In my view, Judge Economus left Secretary Husted with no alternative but to appeal until the cows come home, which he did with the help of Attorney General Mike Dewine. The legal maneuvers were creative. At the same time that they sought a full hearing by the 6th Circuit Court of Appeals (a 3-judge panel had already affirmed Judge Economus’ decision), they looked to the U.S. Supreme Court for a stay of the trial court’s now-affirmed decision. (They had already been denied a stay by the 3-judge panel, and there was no guarantee that they could get it in time to stop early voting on September 30th with a full 6th Circuit panel.)

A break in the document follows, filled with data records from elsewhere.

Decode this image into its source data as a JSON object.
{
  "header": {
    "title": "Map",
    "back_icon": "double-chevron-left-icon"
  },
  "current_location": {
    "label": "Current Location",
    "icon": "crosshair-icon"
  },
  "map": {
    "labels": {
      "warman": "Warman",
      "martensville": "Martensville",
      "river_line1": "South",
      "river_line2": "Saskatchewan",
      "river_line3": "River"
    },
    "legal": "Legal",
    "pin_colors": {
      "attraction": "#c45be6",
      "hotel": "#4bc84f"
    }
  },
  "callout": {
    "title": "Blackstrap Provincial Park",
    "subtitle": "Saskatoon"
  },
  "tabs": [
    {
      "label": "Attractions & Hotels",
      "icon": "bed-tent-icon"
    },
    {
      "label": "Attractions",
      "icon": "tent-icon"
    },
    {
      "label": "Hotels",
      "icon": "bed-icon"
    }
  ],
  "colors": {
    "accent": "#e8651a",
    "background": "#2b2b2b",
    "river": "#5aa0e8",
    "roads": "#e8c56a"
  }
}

When I served as Secretary of State, we were faced with seeking an expedited review of a full panel decision by the 6th Circuit court. Our assigned justice to the 6th Circuit at that time was Justice John Paul Stevens. The justice was “getting up there” in age, and we knew we had to file it before he went to bed at 8:30 p.m. We did, and SCOTUS took the case, within days deciding unanimously that the Ohio Republican Party had no standing, dismissing the case.
Justice Elena Kagan now is responsible for the 6th Circuit. She could have denied the motion on her own but chose to allow the full court to determine the matter of the stay. The order staying Judge Economus’ decision reads simply as follows:

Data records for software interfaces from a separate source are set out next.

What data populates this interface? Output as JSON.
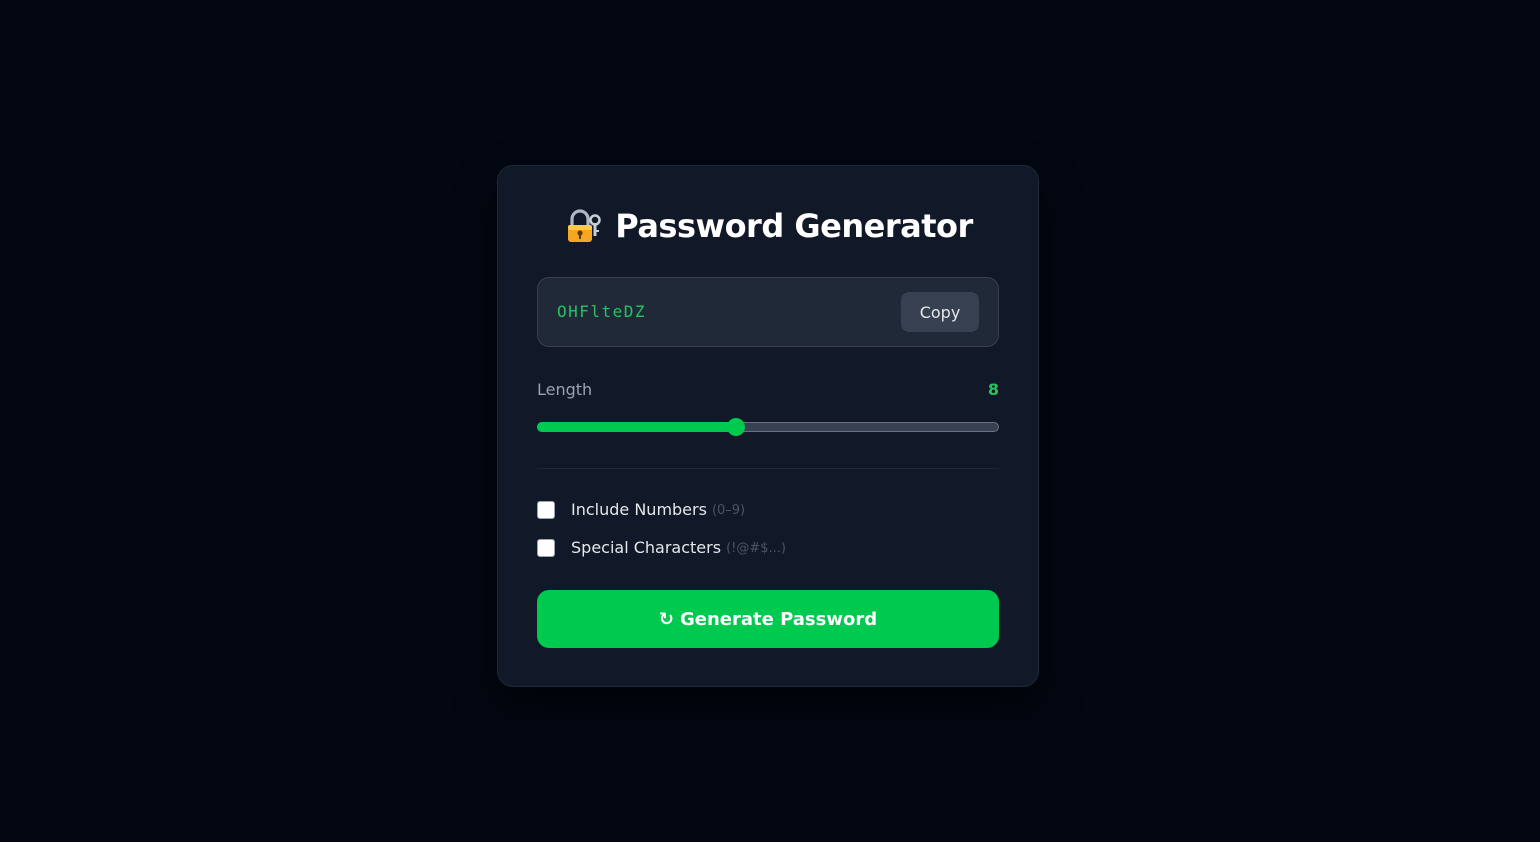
{
  "header": {
    "title": "Password Generator",
    "icon": "locked-with-key-icon"
  },
  "password": {
    "value": "OHFlteDZ",
    "copy_label": "Copy"
  },
  "length": {
    "label": "Length",
    "value": "8",
    "slider_fraction": 0.43
  },
  "options": [
    {
      "label": "Include Numbers",
      "hint": "(0–9)",
      "checked": false
    },
    {
      "label": "Special Characters",
      "hint": "(!@#$...)",
      "checked": false
    }
  ],
  "generate": {
    "icon": "↻",
    "label": "Generate Password"
  },
  "colors": {
    "background": "#030712",
    "card": "#111827",
    "accent": "#00c950",
    "password_text": "#22c55e"
  }
}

The application for stay presented to Justice Kagan and by her referred to the Court is granted, and the district court’s September 4, 2014 order granting a preliminary injunction is stayed pending the timely filing and disposition of a petition for a writ of certiorari. Should the petition for a writ of certiorari be denied, this stay shall terminate automatically. In the event the petition for a writ of certiorari is granted, the stay shall terminate upon the sending down of the judgment of this Court. Justice Ginsburg, Justice Breyer, Justice Sotomayor, and Justice Kagan would deny the application for stay.
My focus in 2014 is to serve as a judge in the Tenth District Court of Appeals. Looking at the state of affairs now, I figure that’s the place I can do the most good for Ohioans in elective public service. In the fun but arduous process of campaigning, two days before that simple decree of the nation’s highest court, I met with Somali voters. One woman said solemnly to me, “I always vote on the first day of early voting. I take my kids to school and go right to the early voting location. I will be there on Tuesday.” No, she won’t. The confusion continues, and for what? I just can’t get that Talking Heads song out of my head.
Jennifer Brunner is Ohio’s 52nd Secretary of State, the first and only woman to be elected to that position and the fifth woman in the history of Ohio (since 1803) to be elected to statewide executive elected office in her own right She is a candidate for the Tenth District Court of Appeals located in Franklin County against a Kasich-appointee to that seat